START Material for this exercise

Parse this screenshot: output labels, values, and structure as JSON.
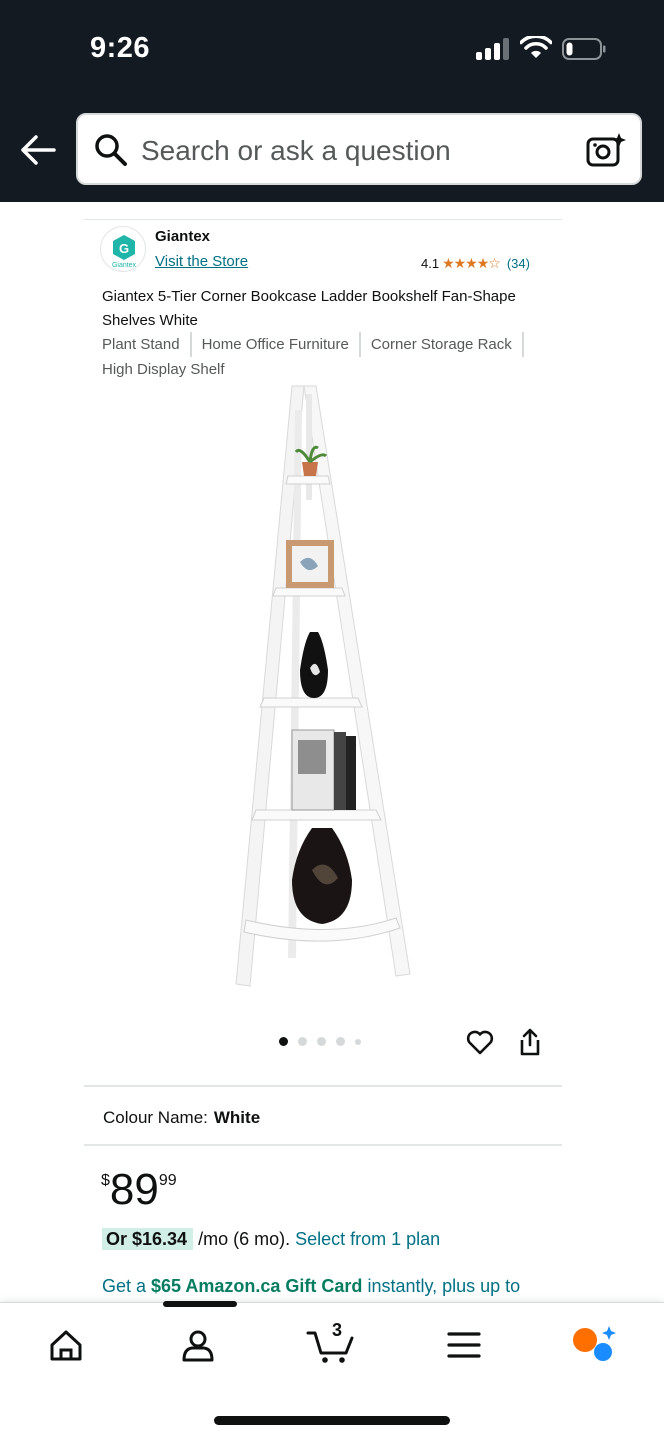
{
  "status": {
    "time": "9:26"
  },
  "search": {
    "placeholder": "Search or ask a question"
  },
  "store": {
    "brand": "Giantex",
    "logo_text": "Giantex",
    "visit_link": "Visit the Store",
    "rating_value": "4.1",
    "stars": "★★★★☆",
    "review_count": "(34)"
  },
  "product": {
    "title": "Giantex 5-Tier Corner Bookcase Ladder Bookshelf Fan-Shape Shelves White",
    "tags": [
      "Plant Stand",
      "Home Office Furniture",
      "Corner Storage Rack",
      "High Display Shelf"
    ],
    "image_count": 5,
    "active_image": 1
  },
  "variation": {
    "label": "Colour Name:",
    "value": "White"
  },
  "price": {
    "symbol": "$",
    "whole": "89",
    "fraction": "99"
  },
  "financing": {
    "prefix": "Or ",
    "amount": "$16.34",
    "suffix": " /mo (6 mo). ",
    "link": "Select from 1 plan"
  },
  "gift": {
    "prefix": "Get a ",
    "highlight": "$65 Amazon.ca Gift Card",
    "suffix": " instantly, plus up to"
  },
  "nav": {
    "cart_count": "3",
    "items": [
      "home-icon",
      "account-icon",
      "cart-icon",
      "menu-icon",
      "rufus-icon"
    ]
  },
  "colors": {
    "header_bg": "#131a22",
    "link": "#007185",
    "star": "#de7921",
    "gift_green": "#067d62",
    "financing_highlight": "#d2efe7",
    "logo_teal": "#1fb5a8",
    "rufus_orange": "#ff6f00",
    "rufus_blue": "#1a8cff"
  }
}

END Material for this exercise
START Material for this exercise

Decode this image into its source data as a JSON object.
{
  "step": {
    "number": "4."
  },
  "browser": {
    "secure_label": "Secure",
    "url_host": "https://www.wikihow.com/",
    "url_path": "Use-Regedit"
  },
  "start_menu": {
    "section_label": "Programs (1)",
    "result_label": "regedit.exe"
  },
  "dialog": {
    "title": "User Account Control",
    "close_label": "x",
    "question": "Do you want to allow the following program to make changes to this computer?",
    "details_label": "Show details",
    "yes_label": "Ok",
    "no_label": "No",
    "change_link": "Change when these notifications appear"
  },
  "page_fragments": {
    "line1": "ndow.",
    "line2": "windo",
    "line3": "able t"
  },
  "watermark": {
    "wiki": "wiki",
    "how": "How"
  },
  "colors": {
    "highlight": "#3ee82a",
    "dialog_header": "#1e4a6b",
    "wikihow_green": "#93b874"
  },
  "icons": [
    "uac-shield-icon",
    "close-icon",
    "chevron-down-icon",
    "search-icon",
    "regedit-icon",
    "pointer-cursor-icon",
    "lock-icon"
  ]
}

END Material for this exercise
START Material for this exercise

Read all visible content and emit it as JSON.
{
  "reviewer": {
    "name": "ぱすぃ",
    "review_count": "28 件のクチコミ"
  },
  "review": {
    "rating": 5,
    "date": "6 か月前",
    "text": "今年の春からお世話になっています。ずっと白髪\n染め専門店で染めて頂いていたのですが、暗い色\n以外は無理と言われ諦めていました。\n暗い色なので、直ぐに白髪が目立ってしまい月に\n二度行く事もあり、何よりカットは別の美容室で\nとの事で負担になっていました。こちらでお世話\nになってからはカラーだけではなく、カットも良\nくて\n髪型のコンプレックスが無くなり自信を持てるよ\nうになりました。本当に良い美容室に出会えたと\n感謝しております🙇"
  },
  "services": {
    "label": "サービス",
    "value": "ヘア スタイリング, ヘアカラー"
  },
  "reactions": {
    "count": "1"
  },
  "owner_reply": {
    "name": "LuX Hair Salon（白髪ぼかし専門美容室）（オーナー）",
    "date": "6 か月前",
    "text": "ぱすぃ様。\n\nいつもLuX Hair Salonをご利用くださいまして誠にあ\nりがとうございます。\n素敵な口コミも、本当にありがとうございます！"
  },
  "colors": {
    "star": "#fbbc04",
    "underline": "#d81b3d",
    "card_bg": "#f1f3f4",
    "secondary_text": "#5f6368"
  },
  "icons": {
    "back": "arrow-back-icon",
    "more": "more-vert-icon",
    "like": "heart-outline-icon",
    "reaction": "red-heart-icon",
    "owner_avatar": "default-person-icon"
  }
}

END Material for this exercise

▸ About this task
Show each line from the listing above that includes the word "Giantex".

▸ Solution to this task
    "brand": "Giantex",
    "logo_text": "Giantex",
    "title": "Giantex 5-Tier Corner Bookcase Ladder Bookshelf Fan-Shape Shelves White",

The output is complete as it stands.